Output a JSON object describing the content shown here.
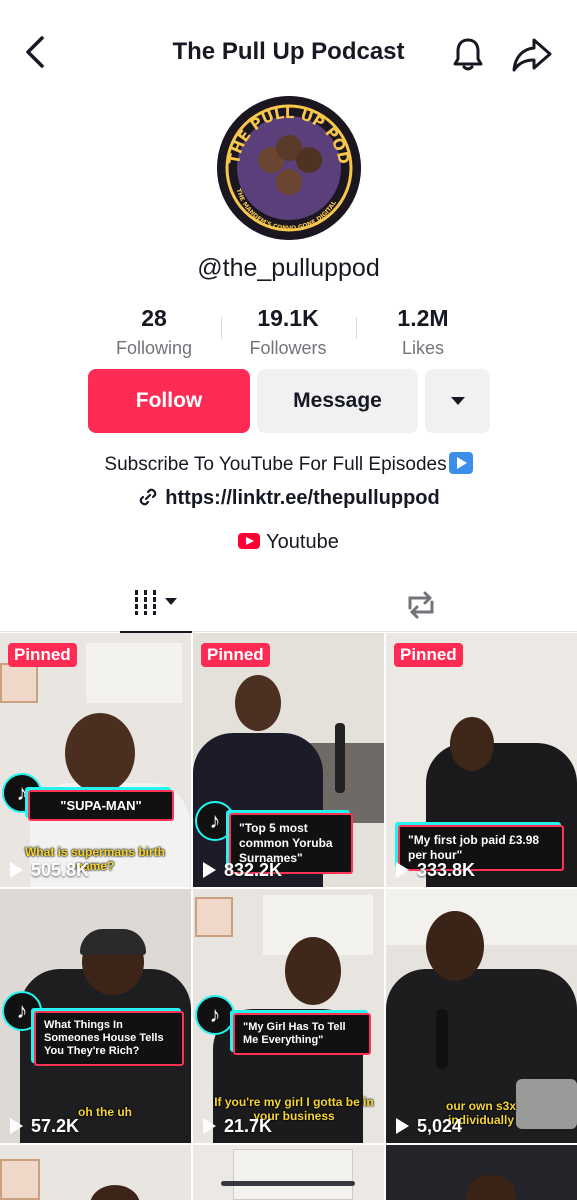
{
  "header": {
    "title": "The Pull Up Podcast"
  },
  "profile": {
    "username": "@the_pulluppod",
    "avatar_text": "THE PULL UP PODCAST",
    "avatar_subtext": "THE MANDEM'S CONVO GONE DIGITAL"
  },
  "stats": [
    {
      "value": "28",
      "label": "Following"
    },
    {
      "value": "19.1K",
      "label": "Followers"
    },
    {
      "value": "1.2M",
      "label": "Likes"
    }
  ],
  "actions": {
    "follow": "Follow",
    "message": "Message"
  },
  "bio": {
    "text": "Subscribe To YouTube For Full Episodes",
    "link": "https://linktr.ee/thepulluppod",
    "youtube": "Youtube"
  },
  "colors": {
    "accent": "#fe2c55",
    "text": "#161823",
    "muted": "#73747a",
    "button_bg": "#f1f1f2"
  },
  "videos": [
    {
      "pinned": "Pinned",
      "views": "505.8K",
      "caption": "\"SUPA-MAN\"",
      "subtitle": "What is supermans birth name?"
    },
    {
      "pinned": "Pinned",
      "views": "832.2K",
      "caption": "\"Top 5 most common Yoruba Surnames\"",
      "subtitle": ""
    },
    {
      "pinned": "Pinned",
      "views": "333.8K",
      "caption": "\"My first job paid £3.98 per hour\"",
      "subtitle": ""
    },
    {
      "pinned": "",
      "views": "57.2K",
      "caption": "What Things In Someones House Tells You They're Rich?",
      "subtitle": "oh the uh"
    },
    {
      "pinned": "",
      "views": "21.7K",
      "caption": "\"My Girl Has To Tell Me Everything\"",
      "subtitle": "If you're my girl I gotta be in your business"
    },
    {
      "pinned": "",
      "views": "5,024",
      "caption": "",
      "subtitle": "our own s3x individually"
    }
  ]
}
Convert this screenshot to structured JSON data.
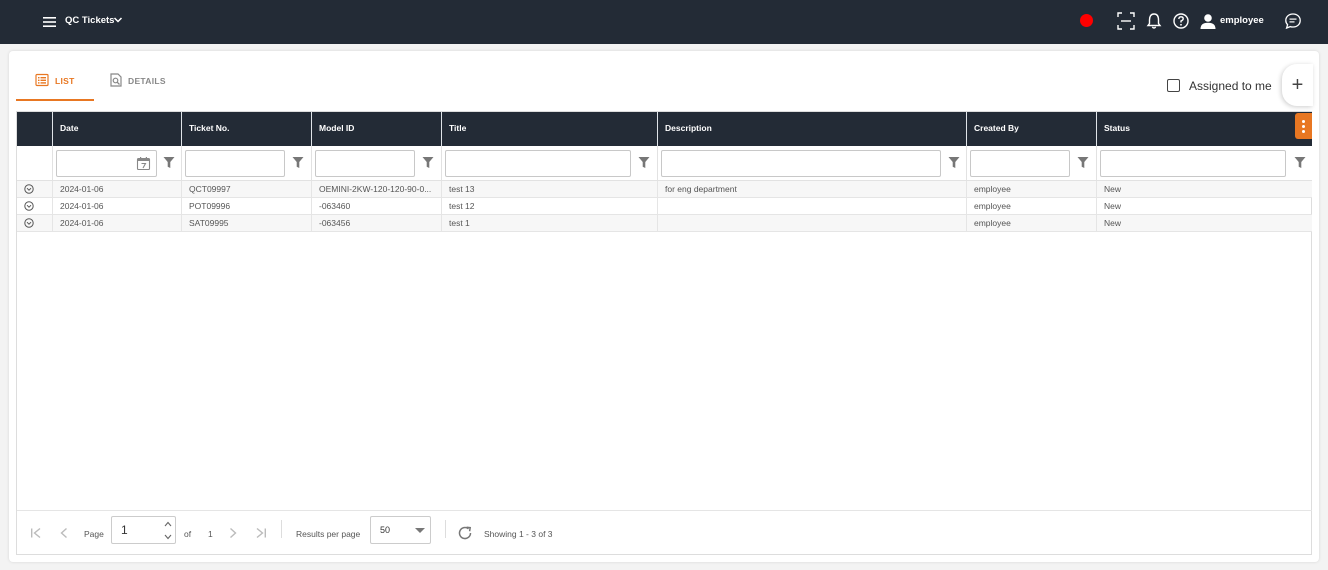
{
  "app": {
    "title": "QC Tickets",
    "user": "employee",
    "recording_color": "#ff0000"
  },
  "tabs": [
    {
      "label": "LIST",
      "icon": "list-icon",
      "active": true
    },
    {
      "label": "DETAILS",
      "icon": "document-search-icon",
      "active": false
    }
  ],
  "toolbar": {
    "assigned_label": "Assigned to me",
    "add_label": "+"
  },
  "grid": {
    "columns": [
      "",
      "Date",
      "Ticket No.",
      "Model ID",
      "Title",
      "Description",
      "Created By",
      "Status"
    ],
    "rows": [
      {
        "date": "2024-01-06",
        "ticket": "QCT09997",
        "model": "OEMINI-2KW-120-120-90-0...",
        "title": "test 13",
        "description": "for eng department",
        "created_by": "employee",
        "status": "New"
      },
      {
        "date": "2024-01-06",
        "ticket": "POT09996",
        "model": "-063460",
        "title": "test 12",
        "description": "",
        "created_by": "employee",
        "status": "New"
      },
      {
        "date": "2024-01-06",
        "ticket": "SAT09995",
        "model": "-063456",
        "title": "test 1",
        "description": "",
        "created_by": "employee",
        "status": "New"
      }
    ]
  },
  "pager": {
    "page_label": "Page",
    "page_value": "1",
    "of_label": "of",
    "total_pages": "1",
    "rpp_label": "Results per page",
    "rpp_value": "50",
    "showing": "Showing 1 - 3 of 3"
  },
  "colors": {
    "accent": "#e87722",
    "header_bg": "#232b36"
  }
}
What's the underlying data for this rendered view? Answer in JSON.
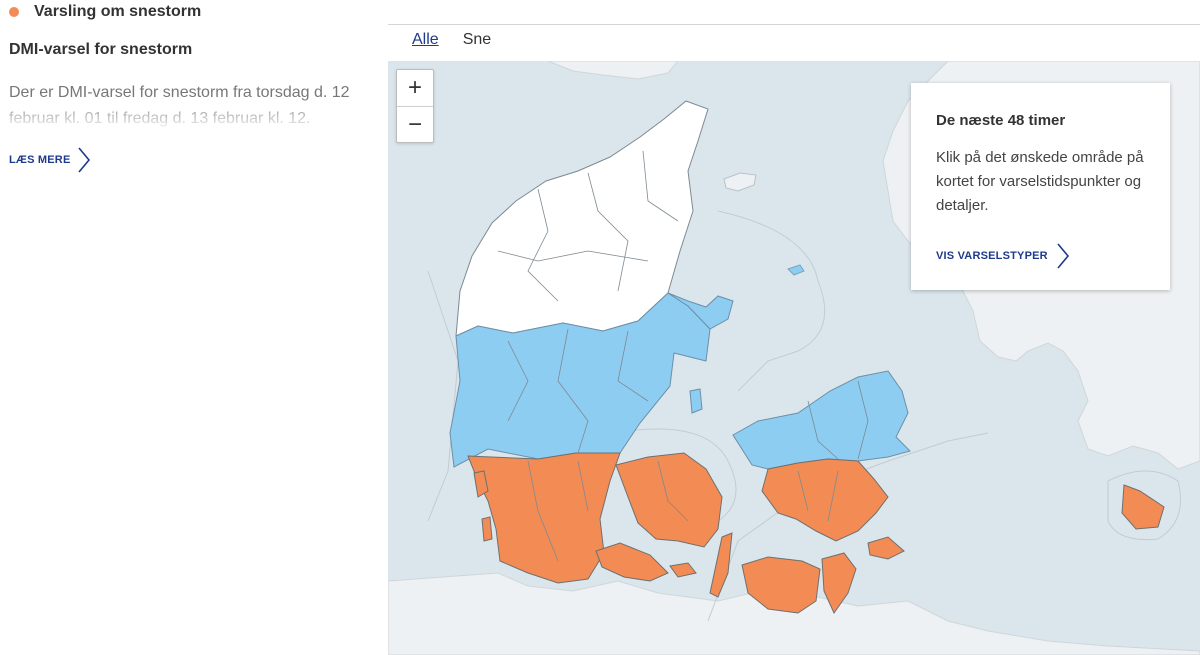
{
  "alert": {
    "title": "Varsling om snestorm",
    "dot_color": "#f28c54"
  },
  "warning": {
    "title": "DMI-varsel for snestorm",
    "text": "Der er DMI-varsel for snestorm fra torsdag d. 12 februar kl. 01 til fredag d. 13 februar kl. 12.",
    "read_more": "LÆS MERE"
  },
  "tabs": [
    {
      "label": "Alle",
      "active": true
    },
    {
      "label": "Sne",
      "active": false
    }
  ],
  "map": {
    "zoom_in": "+",
    "zoom_out": "−",
    "colors": {
      "sea": "#dbe6ec",
      "foreign_land": "#eef1f3",
      "no_warning": "#ffffff",
      "moderate": "#8ecdf2",
      "severe": "#f28c54"
    },
    "info": {
      "title": "De næste 48 timer",
      "text": "Klik på det ønskede område på kortet for varselstidspunkter og detaljer.",
      "link": "VIS VARSELSTYPER"
    }
  }
}
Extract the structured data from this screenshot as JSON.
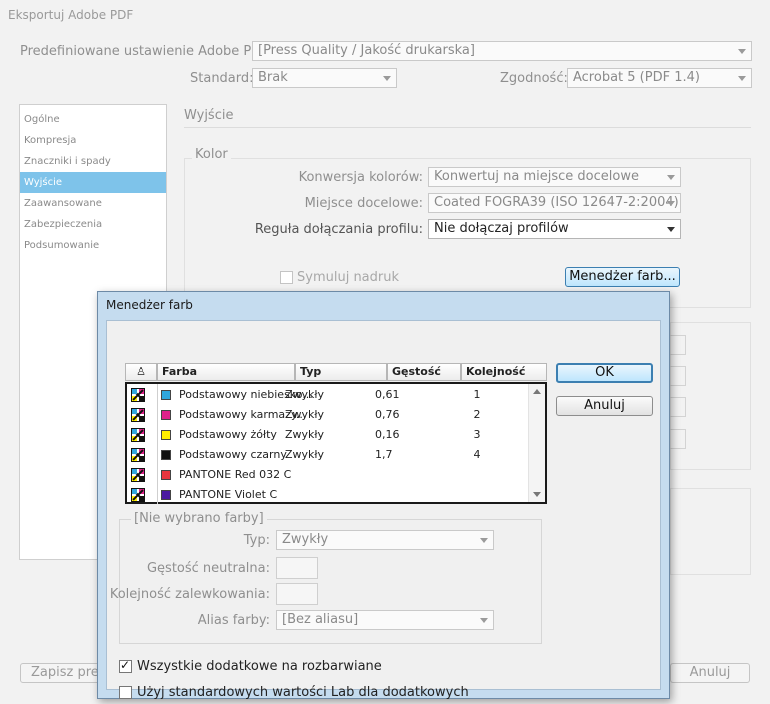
{
  "window": {
    "title": "Eksportuj Adobe PDF"
  },
  "header": {
    "preset_label": "Predefiniowane ustawienie Adobe PDF:",
    "preset_value": "[Press Quality / Jakość drukarska]",
    "standard_label": "Standard:",
    "standard_value": "Brak",
    "compat_label": "Zgodność:",
    "compat_value": "Acrobat 5 (PDF 1.4)"
  },
  "sidebar": {
    "items": [
      {
        "label": "Ogólne"
      },
      {
        "label": "Kompresja"
      },
      {
        "label": "Znaczniki i spady"
      },
      {
        "label": "Wyjście"
      },
      {
        "label": "Zaawansowane"
      },
      {
        "label": "Zabezpieczenia"
      },
      {
        "label": "Podsumowanie"
      }
    ]
  },
  "output": {
    "section_title": "Wyjście",
    "color_group": "Kolor",
    "conversion_label": "Konwersja kolorów:",
    "conversion_value": "Konwertuj na miejsce docelowe",
    "destination_label": "Miejsce docelowe:",
    "destination_value": "Coated FOGRA39 (ISO 12647-2:2004)",
    "profile_rule_label": "Reguła dołączania profilu:",
    "profile_rule_value": "Nie dołączaj profilów",
    "simulate_label": "Symuluj nadruk",
    "ink_manager_button": "Menedżer farb..."
  },
  "footer": {
    "save_preset_label": "Zapisz prede",
    "cancel_label": "Anuluj"
  },
  "dialog": {
    "title": "Menedżer farb",
    "columns": [
      "Farba",
      "Typ",
      "Gęstość",
      "Kolejność"
    ],
    "inks": [
      {
        "name": "Podstawowy niebiesko...",
        "type": "Zwykły",
        "density": "0,61",
        "order": "1",
        "color": "#2fa6dc",
        "kind": "process"
      },
      {
        "name": "Podstawowy karmazy...",
        "type": "Zwykły",
        "density": "0,76",
        "order": "2",
        "color": "#e0208a",
        "kind": "process"
      },
      {
        "name": "Podstawowy żółty",
        "type": "Zwykły",
        "density": "0,16",
        "order": "3",
        "color": "#ffee00",
        "kind": "process"
      },
      {
        "name": "Podstawowy czarny",
        "type": "Zwykły",
        "density": "1,7",
        "order": "4",
        "color": "#111111",
        "kind": "process"
      },
      {
        "name": "PANTONE Red 032 C",
        "type": "",
        "density": "",
        "order": "",
        "color": "#e8353e",
        "kind": "spot"
      },
      {
        "name": "PANTONE Violet C",
        "type": "",
        "density": "",
        "order": "",
        "color": "#4b1ba0",
        "kind": "spot"
      }
    ],
    "ok_label": "OK",
    "cancel_label": "Anuluj",
    "no_selection_label": "[Nie wybrano farby]",
    "type_label": "Typ:",
    "type_value": "Zwykły",
    "neutral_density_label": "Gęstość neutralna:",
    "trapping_order_label": "Kolejność zalewkowania:",
    "ink_alias_label": "Alias farby:",
    "ink_alias_value": "[Bez aliasu]",
    "all_spots_label": "Wszystkie dodatkowe na rozbarwiane",
    "all_spots_checked": true,
    "use_lab_label": "Użyj standardowych wartości Lab dla dodatkowych",
    "use_lab_checked": false
  }
}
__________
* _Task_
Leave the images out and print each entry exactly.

* _Written answer_
Output a JSON object describing the content shown here.
{
  "header": {
    "title": "The Pull Up Podcast"
  },
  "profile": {
    "username": "@the_pulluppod",
    "avatar_text": "THE PULL UP PODCAST",
    "avatar_subtext": "THE MANDEM'S CONVO GONE DIGITAL"
  },
  "stats": [
    {
      "value": "28",
      "label": "Following"
    },
    {
      "value": "19.1K",
      "label": "Followers"
    },
    {
      "value": "1.2M",
      "label": "Likes"
    }
  ],
  "actions": {
    "follow": "Follow",
    "message": "Message"
  },
  "bio": {
    "text": "Subscribe To YouTube For Full Episodes",
    "link": "https://linktr.ee/thepulluppod",
    "youtube": "Youtube"
  },
  "colors": {
    "accent": "#fe2c55",
    "text": "#161823",
    "muted": "#73747a",
    "button_bg": "#f1f1f2"
  },
  "videos": [
    {
      "pinned": "Pinned",
      "views": "505.8K",
      "caption": "\"SUPA-MAN\"",
      "subtitle": "What is supermans birth name?"
    },
    {
      "pinned": "Pinned",
      "views": "832.2K",
      "caption": "\"Top 5 most common Yoruba Surnames\"",
      "subtitle": ""
    },
    {
      "pinned": "Pinned",
      "views": "333.8K",
      "caption": "\"My first job paid £3.98 per hour\"",
      "subtitle": ""
    },
    {
      "pinned": "",
      "views": "57.2K",
      "caption": "What Things In Someones House Tells You They're Rich?",
      "subtitle": "oh the uh"
    },
    {
      "pinned": "",
      "views": "21.7K",
      "caption": "\"My Girl Has To Tell Me Everything\"",
      "subtitle": "If you're my girl I gotta be in your business"
    },
    {
      "pinned": "",
      "views": "5,024",
      "caption": "",
      "subtitle": "our own s3x individually"
    }
  ]
}
Convert this screenshot to structured JSON data.
{
  "app": {
    "title": "QC Tickets",
    "user": "employee",
    "recording_color": "#ff0000"
  },
  "tabs": [
    {
      "label": "LIST",
      "icon": "list-icon",
      "active": true
    },
    {
      "label": "DETAILS",
      "icon": "document-search-icon",
      "active": false
    }
  ],
  "toolbar": {
    "assigned_label": "Assigned to me",
    "add_label": "+"
  },
  "grid": {
    "columns": [
      "",
      "Date",
      "Ticket No.",
      "Model ID",
      "Title",
      "Description",
      "Created By",
      "Status"
    ],
    "rows": [
      {
        "date": "2024-01-06",
        "ticket": "QCT09997",
        "model": "OEMINI-2KW-120-120-90-0...",
        "title": "test 13",
        "description": "for eng department",
        "created_by": "employee",
        "status": "New"
      },
      {
        "date": "2024-01-06",
        "ticket": "POT09996",
        "model": "-063460",
        "title": "test 12",
        "description": "",
        "created_by": "employee",
        "status": "New"
      },
      {
        "date": "2024-01-06",
        "ticket": "SAT09995",
        "model": "-063456",
        "title": "test 1",
        "description": "",
        "created_by": "employee",
        "status": "New"
      }
    ]
  },
  "pager": {
    "page_label": "Page",
    "page_value": "1",
    "of_label": "of",
    "total_pages": "1",
    "rpp_label": "Results per page",
    "rpp_value": "50",
    "showing": "Showing 1 - 3 of 3"
  },
  "colors": {
    "accent": "#e87722",
    "header_bg": "#232b36"
  }
}
What's the underlying data for this rendered view? Answer in JSON.
{
  "alert": {
    "title": "Varsling om snestorm",
    "dot_color": "#f28c54"
  },
  "warning": {
    "title": "DMI-varsel for snestorm",
    "text": "Der er DMI-varsel for snestorm fra torsdag d. 12 februar kl. 01 til fredag d. 13 februar kl. 12.",
    "read_more": "LÆS MERE"
  },
  "tabs": [
    {
      "label": "Alle",
      "active": true
    },
    {
      "label": "Sne",
      "active": false
    }
  ],
  "map": {
    "zoom_in": "+",
    "zoom_out": "−",
    "colors": {
      "sea": "#dbe6ec",
      "foreign_land": "#eef1f3",
      "no_warning": "#ffffff",
      "moderate": "#8ecdf2",
      "severe": "#f28c54"
    },
    "info": {
      "title": "De næste 48 timer",
      "text": "Klik på det ønskede område på kortet for varselstidspunkter og detaljer.",
      "link": "VIS VARSELSTYPER"
    }
  }
}
Extract the structured data from this screenshot as JSON.
{
  "window": {
    "title": "Eksportuj Adobe PDF"
  },
  "header": {
    "preset_label": "Predefiniowane ustawienie Adobe PDF:",
    "preset_value": "[Press Quality / Jakość drukarska]",
    "standard_label": "Standard:",
    "standard_value": "Brak",
    "compat_label": "Zgodność:",
    "compat_value": "Acrobat 5 (PDF 1.4)"
  },
  "sidebar": {
    "items": [
      {
        "label": "Ogólne"
      },
      {
        "label": "Kompresja"
      },
      {
        "label": "Znaczniki i spady"
      },
      {
        "label": "Wyjście"
      },
      {
        "label": "Zaawansowane"
      },
      {
        "label": "Zabezpieczenia"
      },
      {
        "label": "Podsumowanie"
      }
    ]
  },
  "output": {
    "section_title": "Wyjście",
    "color_group": "Kolor",
    "conversion_label": "Konwersja kolorów:",
    "conversion_value": "Konwertuj na miejsce docelowe",
    "destination_label": "Miejsce docelowe:",
    "destination_value": "Coated FOGRA39 (ISO 12647-2:2004)",
    "profile_rule_label": "Reguła dołączania profilu:",
    "profile_rule_value": "Nie dołączaj profilów",
    "simulate_label": "Symuluj nadruk",
    "ink_manager_button": "Menedżer farb..."
  },
  "footer": {
    "save_preset_label": "Zapisz prede",
    "cancel_label": "Anuluj"
  },
  "dialog": {
    "title": "Menedżer farb",
    "columns": [
      "Farba",
      "Typ",
      "Gęstość",
      "Kolejność"
    ],
    "inks": [
      {
        "name": "Podstawowy niebiesko...",
        "type": "Zwykły",
        "density": "0,61",
        "order": "1",
        "color": "#2fa6dc",
        "kind": "process"
      },
      {
        "name": "Podstawowy karmazy...",
        "type": "Zwykły",
        "density": "0,76",
        "order": "2",
        "color": "#e0208a",
        "kind": "process"
      },
      {
        "name": "Podstawowy żółty",
        "type": "Zwykły",
        "density": "0,16",
        "order": "3",
        "color": "#ffee00",
        "kind": "process"
      },
      {
        "name": "Podstawowy czarny",
        "type": "Zwykły",
        "density": "1,7",
        "order": "4",
        "color": "#111111",
        "kind": "process"
      },
      {
        "name": "PANTONE Red 032 C",
        "type": "",
        "density": "",
        "order": "",
        "color": "#e8353e",
        "kind": "spot"
      },
      {
        "name": "PANTONE Violet C",
        "type": "",
        "density": "",
        "order": "",
        "color": "#4b1ba0",
        "kind": "spot"
      }
    ],
    "ok_label": "OK",
    "cancel_label": "Anuluj",
    "no_selection_label": "[Nie wybrano farby]",
    "type_label": "Typ:",
    "type_value": "Zwykły",
    "neutral_density_label": "Gęstość neutralna:",
    "trapping_order_label": "Kolejność zalewkowania:",
    "ink_alias_label": "Alias farby:",
    "ink_alias_value": "[Bez aliasu]",
    "all_spots_label": "Wszystkie dodatkowe na rozbarwiane",
    "all_spots_checked": true,
    "use_lab_label": "Użyj standardowych wartości Lab dla dodatkowych",
    "use_lab_checked": false
  }
}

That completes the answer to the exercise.